Stored items:
Segment Open

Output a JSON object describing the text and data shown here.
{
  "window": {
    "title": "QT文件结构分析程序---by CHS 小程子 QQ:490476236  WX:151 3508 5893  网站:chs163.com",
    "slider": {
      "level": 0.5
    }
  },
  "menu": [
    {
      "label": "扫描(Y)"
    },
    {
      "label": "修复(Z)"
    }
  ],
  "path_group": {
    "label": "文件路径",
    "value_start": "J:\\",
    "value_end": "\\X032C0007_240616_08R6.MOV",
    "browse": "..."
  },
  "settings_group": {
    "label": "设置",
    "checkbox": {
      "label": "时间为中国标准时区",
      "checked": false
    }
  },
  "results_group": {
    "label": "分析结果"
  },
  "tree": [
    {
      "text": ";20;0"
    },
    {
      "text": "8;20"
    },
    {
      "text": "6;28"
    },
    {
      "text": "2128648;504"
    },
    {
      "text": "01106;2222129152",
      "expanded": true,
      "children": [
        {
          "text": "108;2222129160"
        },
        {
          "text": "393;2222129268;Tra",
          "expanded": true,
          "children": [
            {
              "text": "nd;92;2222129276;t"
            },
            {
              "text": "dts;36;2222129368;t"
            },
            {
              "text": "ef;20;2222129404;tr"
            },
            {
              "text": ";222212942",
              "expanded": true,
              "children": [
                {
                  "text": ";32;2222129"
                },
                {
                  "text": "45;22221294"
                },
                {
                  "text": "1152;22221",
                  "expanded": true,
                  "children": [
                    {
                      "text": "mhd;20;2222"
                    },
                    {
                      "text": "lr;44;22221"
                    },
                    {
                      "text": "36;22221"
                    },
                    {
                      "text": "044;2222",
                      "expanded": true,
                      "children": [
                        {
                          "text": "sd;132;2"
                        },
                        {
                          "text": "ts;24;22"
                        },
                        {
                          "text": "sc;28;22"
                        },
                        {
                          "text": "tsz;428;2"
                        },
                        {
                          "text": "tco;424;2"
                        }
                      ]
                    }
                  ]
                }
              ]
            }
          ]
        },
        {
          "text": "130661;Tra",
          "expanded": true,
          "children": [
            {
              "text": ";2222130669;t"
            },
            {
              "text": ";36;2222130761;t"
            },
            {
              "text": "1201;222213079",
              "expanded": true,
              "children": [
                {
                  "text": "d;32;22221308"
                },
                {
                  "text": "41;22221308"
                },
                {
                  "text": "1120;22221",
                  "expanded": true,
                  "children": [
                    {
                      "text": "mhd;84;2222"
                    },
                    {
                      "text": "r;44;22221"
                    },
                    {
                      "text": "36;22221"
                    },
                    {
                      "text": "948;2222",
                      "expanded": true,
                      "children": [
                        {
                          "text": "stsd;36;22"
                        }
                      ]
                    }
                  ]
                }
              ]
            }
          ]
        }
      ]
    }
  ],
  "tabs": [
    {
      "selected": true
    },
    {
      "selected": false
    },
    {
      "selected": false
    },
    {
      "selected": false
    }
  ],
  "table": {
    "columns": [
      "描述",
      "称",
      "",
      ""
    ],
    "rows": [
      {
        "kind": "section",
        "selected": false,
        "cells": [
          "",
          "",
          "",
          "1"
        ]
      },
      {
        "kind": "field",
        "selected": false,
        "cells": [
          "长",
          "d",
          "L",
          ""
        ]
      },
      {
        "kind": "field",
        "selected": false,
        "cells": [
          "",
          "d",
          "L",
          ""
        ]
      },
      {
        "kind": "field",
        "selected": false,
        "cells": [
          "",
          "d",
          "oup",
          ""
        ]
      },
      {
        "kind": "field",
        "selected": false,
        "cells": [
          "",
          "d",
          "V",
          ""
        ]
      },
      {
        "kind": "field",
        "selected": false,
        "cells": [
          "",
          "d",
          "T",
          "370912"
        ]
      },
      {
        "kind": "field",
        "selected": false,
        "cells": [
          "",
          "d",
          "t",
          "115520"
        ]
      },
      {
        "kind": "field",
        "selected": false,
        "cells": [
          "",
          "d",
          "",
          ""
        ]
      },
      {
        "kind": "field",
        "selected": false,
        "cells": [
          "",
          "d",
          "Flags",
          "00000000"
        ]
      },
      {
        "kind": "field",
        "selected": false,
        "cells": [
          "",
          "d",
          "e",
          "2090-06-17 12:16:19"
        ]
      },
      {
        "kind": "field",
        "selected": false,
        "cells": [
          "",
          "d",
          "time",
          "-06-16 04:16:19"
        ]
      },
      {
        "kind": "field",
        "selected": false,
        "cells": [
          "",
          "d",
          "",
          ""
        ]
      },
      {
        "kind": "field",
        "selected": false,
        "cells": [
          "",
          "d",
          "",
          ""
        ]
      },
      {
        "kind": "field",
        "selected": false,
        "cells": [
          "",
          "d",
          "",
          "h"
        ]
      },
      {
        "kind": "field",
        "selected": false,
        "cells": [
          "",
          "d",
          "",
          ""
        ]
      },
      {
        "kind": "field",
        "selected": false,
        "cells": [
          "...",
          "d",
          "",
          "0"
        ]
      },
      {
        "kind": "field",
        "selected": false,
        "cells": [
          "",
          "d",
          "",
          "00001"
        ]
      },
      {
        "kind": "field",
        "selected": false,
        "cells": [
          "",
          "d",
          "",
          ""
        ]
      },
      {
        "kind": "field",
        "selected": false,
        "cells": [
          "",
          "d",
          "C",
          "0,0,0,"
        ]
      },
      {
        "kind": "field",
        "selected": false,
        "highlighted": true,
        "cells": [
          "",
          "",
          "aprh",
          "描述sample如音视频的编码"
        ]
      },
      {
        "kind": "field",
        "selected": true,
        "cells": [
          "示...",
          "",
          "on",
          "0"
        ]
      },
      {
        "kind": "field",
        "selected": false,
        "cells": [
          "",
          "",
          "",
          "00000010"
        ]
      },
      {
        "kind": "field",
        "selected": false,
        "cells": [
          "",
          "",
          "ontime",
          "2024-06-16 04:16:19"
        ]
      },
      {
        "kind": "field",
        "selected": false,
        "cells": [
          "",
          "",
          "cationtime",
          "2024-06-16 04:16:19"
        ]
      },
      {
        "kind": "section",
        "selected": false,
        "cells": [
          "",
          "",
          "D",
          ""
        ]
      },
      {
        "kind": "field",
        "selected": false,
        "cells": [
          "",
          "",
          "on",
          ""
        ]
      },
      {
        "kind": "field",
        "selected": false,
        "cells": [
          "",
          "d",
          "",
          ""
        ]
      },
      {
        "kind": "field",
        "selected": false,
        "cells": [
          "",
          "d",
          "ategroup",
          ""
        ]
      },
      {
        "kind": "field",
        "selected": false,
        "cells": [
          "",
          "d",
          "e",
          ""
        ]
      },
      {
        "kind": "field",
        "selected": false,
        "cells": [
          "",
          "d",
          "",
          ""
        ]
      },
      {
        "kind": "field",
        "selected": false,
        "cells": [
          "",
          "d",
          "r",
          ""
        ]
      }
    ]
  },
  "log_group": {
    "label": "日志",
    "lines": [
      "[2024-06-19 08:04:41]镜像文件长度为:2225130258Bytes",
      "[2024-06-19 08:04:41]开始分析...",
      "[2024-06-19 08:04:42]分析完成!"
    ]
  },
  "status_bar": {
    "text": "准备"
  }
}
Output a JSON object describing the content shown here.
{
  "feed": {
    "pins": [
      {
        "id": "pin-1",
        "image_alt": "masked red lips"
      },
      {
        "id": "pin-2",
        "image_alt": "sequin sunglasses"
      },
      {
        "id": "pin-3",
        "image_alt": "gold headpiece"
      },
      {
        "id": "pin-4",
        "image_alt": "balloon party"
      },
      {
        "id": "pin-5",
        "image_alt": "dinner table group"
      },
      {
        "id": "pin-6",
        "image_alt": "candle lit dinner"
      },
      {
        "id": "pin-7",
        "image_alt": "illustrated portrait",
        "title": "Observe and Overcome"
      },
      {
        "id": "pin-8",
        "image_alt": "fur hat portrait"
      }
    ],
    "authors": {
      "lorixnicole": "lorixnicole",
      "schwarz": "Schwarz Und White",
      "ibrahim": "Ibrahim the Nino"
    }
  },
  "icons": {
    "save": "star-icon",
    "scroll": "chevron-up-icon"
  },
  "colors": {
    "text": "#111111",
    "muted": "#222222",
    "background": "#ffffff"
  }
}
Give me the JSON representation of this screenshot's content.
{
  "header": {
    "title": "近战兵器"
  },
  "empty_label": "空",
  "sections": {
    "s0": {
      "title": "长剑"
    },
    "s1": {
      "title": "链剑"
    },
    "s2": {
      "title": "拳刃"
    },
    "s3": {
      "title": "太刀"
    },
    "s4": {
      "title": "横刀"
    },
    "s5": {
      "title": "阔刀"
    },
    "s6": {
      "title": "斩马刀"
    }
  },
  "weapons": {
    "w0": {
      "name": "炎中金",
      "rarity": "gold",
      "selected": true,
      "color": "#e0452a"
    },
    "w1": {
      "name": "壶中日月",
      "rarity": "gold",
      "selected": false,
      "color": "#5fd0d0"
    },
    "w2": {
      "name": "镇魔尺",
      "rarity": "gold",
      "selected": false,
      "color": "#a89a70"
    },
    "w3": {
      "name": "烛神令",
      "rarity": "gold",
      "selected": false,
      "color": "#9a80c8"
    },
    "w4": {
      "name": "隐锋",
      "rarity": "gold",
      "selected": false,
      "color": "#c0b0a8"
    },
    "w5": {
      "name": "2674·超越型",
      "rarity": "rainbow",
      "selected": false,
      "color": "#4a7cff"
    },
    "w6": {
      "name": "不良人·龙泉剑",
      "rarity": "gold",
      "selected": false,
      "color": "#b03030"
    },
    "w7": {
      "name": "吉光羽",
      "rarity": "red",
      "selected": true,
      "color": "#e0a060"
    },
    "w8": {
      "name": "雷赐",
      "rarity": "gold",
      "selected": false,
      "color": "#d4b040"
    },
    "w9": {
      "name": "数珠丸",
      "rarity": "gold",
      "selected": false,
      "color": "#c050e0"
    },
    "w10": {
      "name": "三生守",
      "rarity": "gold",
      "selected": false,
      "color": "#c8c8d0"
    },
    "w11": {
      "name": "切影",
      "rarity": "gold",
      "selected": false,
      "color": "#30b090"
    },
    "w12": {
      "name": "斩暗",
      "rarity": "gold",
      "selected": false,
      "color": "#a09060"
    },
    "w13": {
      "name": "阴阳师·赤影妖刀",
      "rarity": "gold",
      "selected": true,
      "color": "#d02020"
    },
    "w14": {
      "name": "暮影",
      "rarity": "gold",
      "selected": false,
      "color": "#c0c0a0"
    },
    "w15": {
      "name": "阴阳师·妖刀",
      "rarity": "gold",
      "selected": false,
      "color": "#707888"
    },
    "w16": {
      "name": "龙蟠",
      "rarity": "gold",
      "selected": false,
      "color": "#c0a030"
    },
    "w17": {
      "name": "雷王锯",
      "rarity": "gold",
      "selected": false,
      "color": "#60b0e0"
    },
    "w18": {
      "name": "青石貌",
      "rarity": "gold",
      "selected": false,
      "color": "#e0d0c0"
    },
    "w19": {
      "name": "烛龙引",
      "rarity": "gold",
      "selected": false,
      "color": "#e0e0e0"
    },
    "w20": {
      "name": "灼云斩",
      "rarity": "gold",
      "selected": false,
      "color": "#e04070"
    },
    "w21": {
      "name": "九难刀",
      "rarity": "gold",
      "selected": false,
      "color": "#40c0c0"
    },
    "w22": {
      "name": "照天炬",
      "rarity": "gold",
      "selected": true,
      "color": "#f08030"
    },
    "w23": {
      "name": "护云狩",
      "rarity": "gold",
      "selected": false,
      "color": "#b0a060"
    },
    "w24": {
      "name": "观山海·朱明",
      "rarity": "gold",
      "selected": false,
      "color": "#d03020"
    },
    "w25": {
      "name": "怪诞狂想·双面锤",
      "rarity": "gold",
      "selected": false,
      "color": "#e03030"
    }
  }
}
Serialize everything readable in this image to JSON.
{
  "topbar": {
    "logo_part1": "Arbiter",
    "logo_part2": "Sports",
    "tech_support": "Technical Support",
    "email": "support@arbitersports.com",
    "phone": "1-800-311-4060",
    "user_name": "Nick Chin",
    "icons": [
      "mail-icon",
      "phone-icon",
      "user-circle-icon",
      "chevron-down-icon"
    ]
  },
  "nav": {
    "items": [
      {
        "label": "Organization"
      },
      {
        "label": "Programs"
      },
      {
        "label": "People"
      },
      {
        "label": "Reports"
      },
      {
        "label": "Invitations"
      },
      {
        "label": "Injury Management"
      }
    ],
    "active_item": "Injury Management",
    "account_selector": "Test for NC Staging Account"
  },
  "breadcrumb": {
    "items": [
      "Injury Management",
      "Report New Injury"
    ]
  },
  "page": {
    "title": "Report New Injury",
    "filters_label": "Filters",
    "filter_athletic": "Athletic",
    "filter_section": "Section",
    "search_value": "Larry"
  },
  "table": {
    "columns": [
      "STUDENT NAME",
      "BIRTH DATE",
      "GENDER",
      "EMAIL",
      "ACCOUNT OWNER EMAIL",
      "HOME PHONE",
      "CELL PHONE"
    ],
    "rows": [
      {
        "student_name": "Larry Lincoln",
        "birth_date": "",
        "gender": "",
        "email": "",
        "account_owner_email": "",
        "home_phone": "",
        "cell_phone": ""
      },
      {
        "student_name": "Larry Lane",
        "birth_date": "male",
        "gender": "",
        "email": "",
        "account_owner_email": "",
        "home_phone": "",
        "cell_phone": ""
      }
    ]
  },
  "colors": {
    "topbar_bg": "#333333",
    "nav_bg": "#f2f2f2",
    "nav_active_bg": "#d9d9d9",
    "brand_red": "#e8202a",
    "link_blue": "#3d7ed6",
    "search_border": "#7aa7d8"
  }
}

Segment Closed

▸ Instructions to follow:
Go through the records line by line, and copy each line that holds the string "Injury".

▸ Solution:
        "label": "Injury Management"
    "active_item": "Injury Management",
      "Injury Management",
      "Report New Injury"
    "title": "Report New Injury",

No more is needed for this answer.